The Bridge & Trestle Set seems to have lost two pieces beginning in 1991, as it is noted as now being a 15-piece set from the original 17-piece set included in prior sets. The set still features enough track to create a 36″ x 45″ oval and a TYCO-PAK. The is one final interesting inclusion in this set. TYCO notes the set comes with, “NEW! Quick-Clik Track Connectors.” These were small plastic clips that attempted to hold together the steel track sections. Not today’s good roadbed track, but it is a bit of an improvement on just hoping the rail connectors can keep it together.
According to a 1991 TYCO dealer price list, the only steam engines available for sale separately at this time is the 0-6-0 and thus you could only get the revised 0-8-0 Chattanooga of the early ’90s in sets. This same ’91 dealer list also excludes the Steam Whistle Billboard and Chug-Chug Sound Box Car. One may assume that the revised examples of both of these accessories do not exist outside of train set offerings.

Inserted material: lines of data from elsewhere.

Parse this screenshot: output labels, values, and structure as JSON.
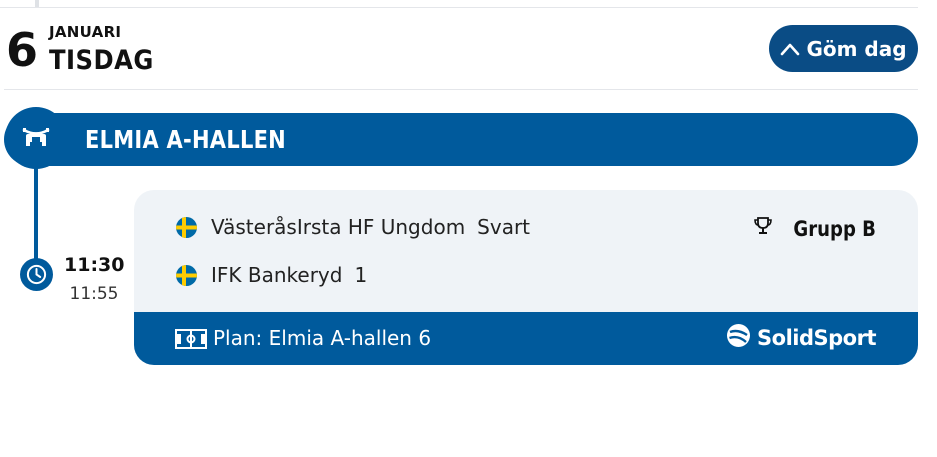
{
  "date": {
    "day": "6",
    "month": "JANUARI",
    "weekday": "TISDAG"
  },
  "hide_day_button": {
    "label": "Göm dag",
    "icon": "chevron-up-icon"
  },
  "venue": {
    "name": "ELMIA A-HALLEN",
    "icon": "arena-icon"
  },
  "match": {
    "start_time": "11:30",
    "end_time": "11:55",
    "home_team": {
      "flag": "sweden-flag-icon",
      "name": "VästeråsIrsta HF Ungdom",
      "detail": "Svart"
    },
    "away_team": {
      "flag": "sweden-flag-icon",
      "name": "IFK Bankeryd",
      "detail": "1"
    },
    "group": {
      "icon": "trophy-icon",
      "label": "Grupp B"
    },
    "plan": {
      "icon": "pitch-icon",
      "label": "Plan: Elmia A-hallen 6"
    },
    "stream": {
      "icon": "solidsport-logo-icon",
      "label": "SolidSport"
    }
  },
  "colors": {
    "primary_blue": "#005a9c",
    "dark_blue_button": "#0a4c85",
    "card_background": "#eff3f7",
    "flag_blue": "#006aa7",
    "flag_yellow": "#fecc00"
  }
}
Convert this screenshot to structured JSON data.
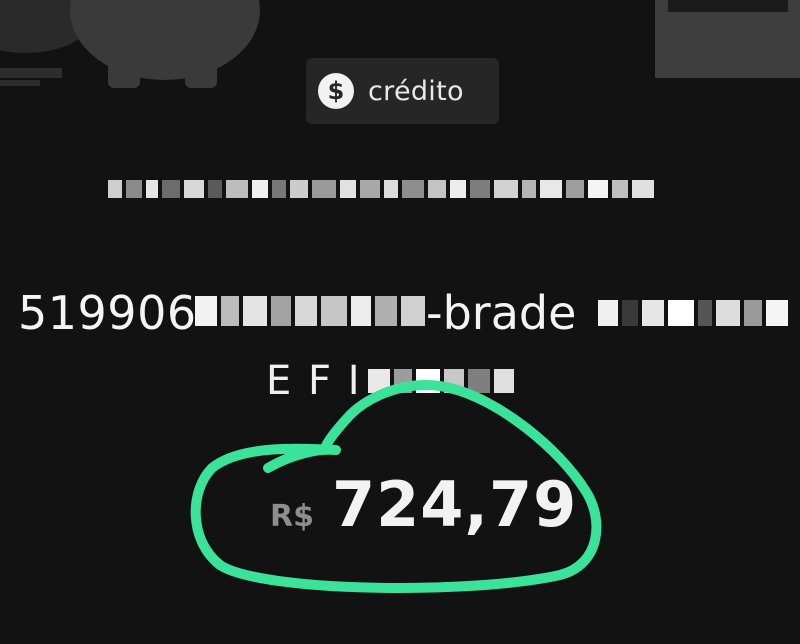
{
  "chip": {
    "icon": "dollar-circle-icon",
    "label": "crédito"
  },
  "transaction": {
    "description_visible_start": "519906",
    "description_visible_mid": "-brade",
    "description_second_line_visible": "E F I"
  },
  "amount": {
    "currency": "R$",
    "value": "724,79"
  },
  "colors": {
    "background": "#121212",
    "chip_background": "#262626",
    "annotation_green": "#3be39a"
  }
}
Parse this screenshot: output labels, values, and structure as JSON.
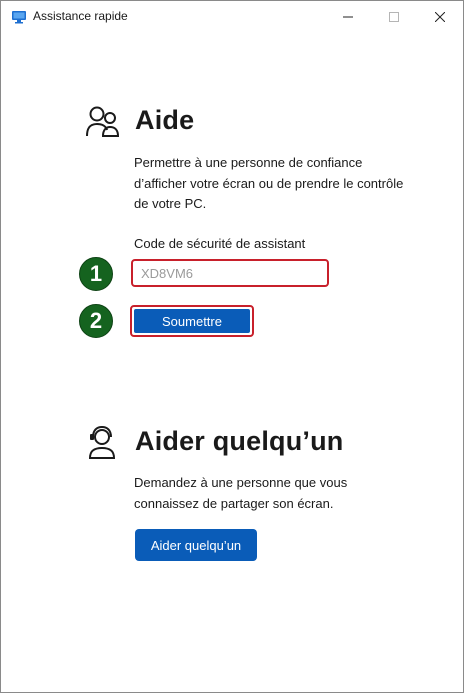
{
  "window": {
    "title": "Assistance rapide",
    "controls": {
      "minimize": "—",
      "maximize": "☐",
      "close": "✕"
    }
  },
  "help_section": {
    "icon": "people-icon",
    "heading": "Aide",
    "description": "Permettre à une personne de confiance d’afficher votre écran ou de prendre le contrôle de votre PC.",
    "code_label": "Code de sécurité de assistant",
    "code_value": "XD8VM6",
    "submit_label": "Soumettre"
  },
  "annotations": {
    "step1": "1",
    "step2": "2",
    "badge_color": "#15631f",
    "highlight_color": "#c8202b"
  },
  "assist_section": {
    "icon": "person-headset-icon",
    "heading": "Aider quelqu’un",
    "description": "Demandez à une personne que vous connaissez de partager son écran.",
    "button_label": "Aider quelqu’un"
  },
  "colors": {
    "accent": "#0a5cb8"
  }
}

Without alteration, TYCO lists the same Chattanooga Choo-Choo set in its 1992 product catalog. There are only three train sets across two pages of TYCO’s 1993 catalog and the Chattanooga is not among them. And that’s the end-of-the-line for TYCO’s Chattanooga trains.
Though at first glance it would appear to be the typical Southern Railway Pulpwood Car found in numerous Chattanoog sets over the years, the last round of sets include this Chattanooga lettered Pulpwood Car. No counting the caboose offerings, this is the first and only freight car to get the Chattanooga name in TYCO’s line. It may or may not be a Yugoslovian made piece of rolling stock.
Below is what looks like a typical TYCO streamline cupola Chattanooga Caboose, however note the trucks among a few other differences and you’ll see it is different. This is the final TYCO Chattanooga Caboose model and was produced in Yugoslovia and not Hong Kong. IHC-Hobby either inherited some examples or simply had Mehano run them again as they are also found in IHC boxes after TYCO departs the train market after 1993.
Bachmann’s 2001 Chattanooga Choo-Choo
From Bachmann Trains’ 2001 product catalog is the above picture of their Chattanooga Choo-Choo (No.00626). One must give Bachmann some points for actually having a steam loco decorated for The Nashville, Chattanooga & St. Louis Railroad. However, one wonders about that Chattanooga Choo-Choo logo, it certainly seems familiar…